The Underground, like virtually all rooms in the Guild, is a multi-functional venue. After being kindly shown to my seat by the director, I observed the orchestra, positioned in front of the stage on the right hand side. Opposite me, a piece of steel deck lay a few metres away to leave room for a crowd of princesses to gracefully enter with flower bouquets and confetti. A rainbow, made from cardboard but nonetheless brightly painted, stood centre stage and was adorned with the titles of many a well-known fairy tale: Tangled, Brave and of course, Sleeping Beauty.

We were eased into the story by three fairies, each showing a welcoming and friendly demeanour towards us but a little hostile towards one another.
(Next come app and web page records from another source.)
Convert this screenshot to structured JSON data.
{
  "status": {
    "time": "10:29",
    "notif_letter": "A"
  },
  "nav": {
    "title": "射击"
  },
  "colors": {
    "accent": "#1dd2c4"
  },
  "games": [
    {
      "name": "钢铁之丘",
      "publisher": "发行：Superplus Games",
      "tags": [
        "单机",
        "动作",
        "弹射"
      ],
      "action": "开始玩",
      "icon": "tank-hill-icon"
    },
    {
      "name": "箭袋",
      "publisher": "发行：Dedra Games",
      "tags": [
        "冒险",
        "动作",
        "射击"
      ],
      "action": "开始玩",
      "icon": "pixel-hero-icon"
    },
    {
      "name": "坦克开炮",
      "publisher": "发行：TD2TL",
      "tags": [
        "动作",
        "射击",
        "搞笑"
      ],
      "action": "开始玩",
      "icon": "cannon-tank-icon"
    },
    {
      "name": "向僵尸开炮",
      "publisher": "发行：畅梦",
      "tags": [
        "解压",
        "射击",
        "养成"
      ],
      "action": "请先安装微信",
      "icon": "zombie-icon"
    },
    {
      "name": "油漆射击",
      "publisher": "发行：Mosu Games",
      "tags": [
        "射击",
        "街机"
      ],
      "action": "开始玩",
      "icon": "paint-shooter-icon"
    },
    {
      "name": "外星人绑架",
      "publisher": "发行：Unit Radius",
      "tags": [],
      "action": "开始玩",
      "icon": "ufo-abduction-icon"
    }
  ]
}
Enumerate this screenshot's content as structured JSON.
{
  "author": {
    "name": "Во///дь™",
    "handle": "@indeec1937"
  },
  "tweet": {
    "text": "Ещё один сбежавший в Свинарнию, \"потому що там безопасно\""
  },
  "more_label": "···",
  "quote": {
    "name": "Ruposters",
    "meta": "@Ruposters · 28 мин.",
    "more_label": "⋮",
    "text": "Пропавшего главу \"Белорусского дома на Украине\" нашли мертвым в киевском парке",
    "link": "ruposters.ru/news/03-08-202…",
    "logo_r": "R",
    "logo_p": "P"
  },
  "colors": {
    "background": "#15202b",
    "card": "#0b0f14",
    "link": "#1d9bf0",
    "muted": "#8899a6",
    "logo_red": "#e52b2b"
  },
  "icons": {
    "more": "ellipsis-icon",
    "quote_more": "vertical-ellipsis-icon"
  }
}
These three characters brought different qualities to bear. Fairy Dawn (Lucy Clark) seemed to parody the common tropes of pantomime whilst Fairy Merryweather (Gaby Horwood) needed the audience’s help when preparing Aurora’s birthday cake. Fairy Flow (Poppy Cook) reminded us to cheer when seeing a hero and ‘boo’ loudly in the presence of a villain; indeed, the actors took their opportunities to engage with individuals in the audience. Prince Philip (Matt Richards) strode on, composed yet arrogant, and kissed the hands of two people in the front rows. Staying true to the pantomime style, the characters recognised that they were part of a story set in a make-believe world that the audience could still participate in.

An impressive part of this show was the fact that, because Aurora (Bethan Macfarlane) is known to say little, the writers really had to work to provide new material, especially in the form of other Disney princesses. A memorable scene featured the likes of Snow White (George Bandy) and Rapunzel (Amber Gollay), among several others. Each of them exposed their admirable qualities as well as pet hates: Belle’s (Katie Townsend) being a fear of mice, after Rapunzel spat out a fur ball that Zora (Blanche Brown) mistook to be a mouse. Every pantomime needs a strong sense of community among the characters and it was certainly the case here, even if these other princesses sneered at Aurora, who was younger than them and unaware of what had been prophesied at her birth.

The music complemented the atmosphere of each scene, particularly those set in the castle of Maleficent (Patrick Hannawin), accompanied by her Henchman (Rae Doyle) and minions. Synthesiser, played on a keyboard, preceded almost every entrance these characters made. Quite rightly, they all enjoyed being greeted with a series of ‘boos’, encouraging audience involvement. The Henchman generated comedy after being transformed into The Needle, which Aurora eventually pricks her finger on. Dressed in stretchy silver Lycra with a pointy tin-foil hat and microphone in hand, Doyle lured Macfarlane into a deep sleep whilst animatedly bopping to her own song.

Other moments, made original by the two writers, included a delirious rave by Kings Harold (Maya Masoliver) and Stefan (Gabriel Hawking). The two them, along with The Jester (Rihanna Harrison) devoured Aurora’s birthday feast, much to Queen Eleanor’s (Nia Rees) reproach. Hopefully the ‘alcohol’ that appeared to be consumed was no more than soft drink, but Masoliver (who used a very appropriate vocal pitch and poise as she moved) and Hawking did well to emphasise their gluttony as they celebrated the joining of the two kingdoms.

The director modestly referred to her show as ‘little’. However, with the resources available and the time period in which to put on production of this scale, the production crew and cast should be commended for their individual efforts as well as teamwork. This cooperation was reflected in the final song (an adaptation of Marry You) whilst all the characters celebrated the end of an entertaining and heart-warming evening.